Your goal: Report each line of the records where "them" occurs.
╔══
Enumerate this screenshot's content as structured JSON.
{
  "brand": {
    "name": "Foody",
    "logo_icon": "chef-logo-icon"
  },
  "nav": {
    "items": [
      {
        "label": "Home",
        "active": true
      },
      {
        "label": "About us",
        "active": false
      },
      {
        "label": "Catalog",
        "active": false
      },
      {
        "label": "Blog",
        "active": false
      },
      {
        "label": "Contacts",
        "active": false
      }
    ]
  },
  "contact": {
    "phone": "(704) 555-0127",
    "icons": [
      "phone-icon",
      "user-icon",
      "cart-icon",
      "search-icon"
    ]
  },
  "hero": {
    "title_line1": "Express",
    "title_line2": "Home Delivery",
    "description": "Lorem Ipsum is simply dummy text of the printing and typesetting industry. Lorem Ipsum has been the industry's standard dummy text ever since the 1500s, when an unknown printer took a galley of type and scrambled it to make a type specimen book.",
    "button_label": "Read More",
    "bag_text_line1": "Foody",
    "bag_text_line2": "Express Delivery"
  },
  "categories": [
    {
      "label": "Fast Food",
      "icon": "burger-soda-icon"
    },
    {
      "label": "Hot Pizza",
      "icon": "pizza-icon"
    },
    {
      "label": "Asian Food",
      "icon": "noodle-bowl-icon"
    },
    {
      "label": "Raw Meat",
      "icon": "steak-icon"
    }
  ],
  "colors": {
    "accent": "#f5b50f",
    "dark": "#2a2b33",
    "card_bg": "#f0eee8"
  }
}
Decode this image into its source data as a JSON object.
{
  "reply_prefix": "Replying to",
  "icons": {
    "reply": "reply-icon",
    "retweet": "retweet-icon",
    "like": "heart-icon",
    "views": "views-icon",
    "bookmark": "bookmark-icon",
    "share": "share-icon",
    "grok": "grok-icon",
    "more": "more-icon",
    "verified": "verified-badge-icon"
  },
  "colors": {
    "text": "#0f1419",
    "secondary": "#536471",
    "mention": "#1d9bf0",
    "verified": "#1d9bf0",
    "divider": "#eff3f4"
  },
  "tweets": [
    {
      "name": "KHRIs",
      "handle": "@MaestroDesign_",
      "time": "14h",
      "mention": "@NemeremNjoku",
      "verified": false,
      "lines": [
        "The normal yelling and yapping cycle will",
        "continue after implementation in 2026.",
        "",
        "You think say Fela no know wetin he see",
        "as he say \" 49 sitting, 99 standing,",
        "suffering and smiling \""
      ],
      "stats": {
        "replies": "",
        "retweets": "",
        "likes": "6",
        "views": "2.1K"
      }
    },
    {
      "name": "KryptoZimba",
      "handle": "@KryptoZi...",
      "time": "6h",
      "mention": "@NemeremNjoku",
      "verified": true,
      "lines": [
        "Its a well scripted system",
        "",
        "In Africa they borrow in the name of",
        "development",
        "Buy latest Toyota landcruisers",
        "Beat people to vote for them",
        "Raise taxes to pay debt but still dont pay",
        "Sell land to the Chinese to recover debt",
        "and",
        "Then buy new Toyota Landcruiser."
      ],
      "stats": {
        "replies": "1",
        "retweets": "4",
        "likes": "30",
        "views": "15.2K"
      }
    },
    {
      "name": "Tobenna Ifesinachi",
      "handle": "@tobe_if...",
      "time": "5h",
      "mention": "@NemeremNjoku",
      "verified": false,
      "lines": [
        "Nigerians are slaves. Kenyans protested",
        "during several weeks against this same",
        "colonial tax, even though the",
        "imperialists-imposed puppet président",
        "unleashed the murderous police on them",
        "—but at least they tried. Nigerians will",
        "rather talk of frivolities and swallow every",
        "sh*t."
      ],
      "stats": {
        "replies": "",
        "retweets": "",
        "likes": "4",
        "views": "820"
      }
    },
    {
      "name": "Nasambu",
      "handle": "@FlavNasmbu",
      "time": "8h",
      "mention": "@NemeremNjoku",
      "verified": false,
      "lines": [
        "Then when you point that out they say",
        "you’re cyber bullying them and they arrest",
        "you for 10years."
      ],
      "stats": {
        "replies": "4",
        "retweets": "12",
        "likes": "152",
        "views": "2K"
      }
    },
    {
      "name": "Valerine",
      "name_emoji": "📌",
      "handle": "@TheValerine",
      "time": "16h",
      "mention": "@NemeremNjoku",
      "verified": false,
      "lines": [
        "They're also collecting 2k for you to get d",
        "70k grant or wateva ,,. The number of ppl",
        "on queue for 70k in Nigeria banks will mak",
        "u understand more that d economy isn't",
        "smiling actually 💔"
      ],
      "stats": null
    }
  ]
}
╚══
Reply:
        "Beat people to vote for them",
        "unleashed the murderous police on them",
        "you’re cyber bullying them and they arrest",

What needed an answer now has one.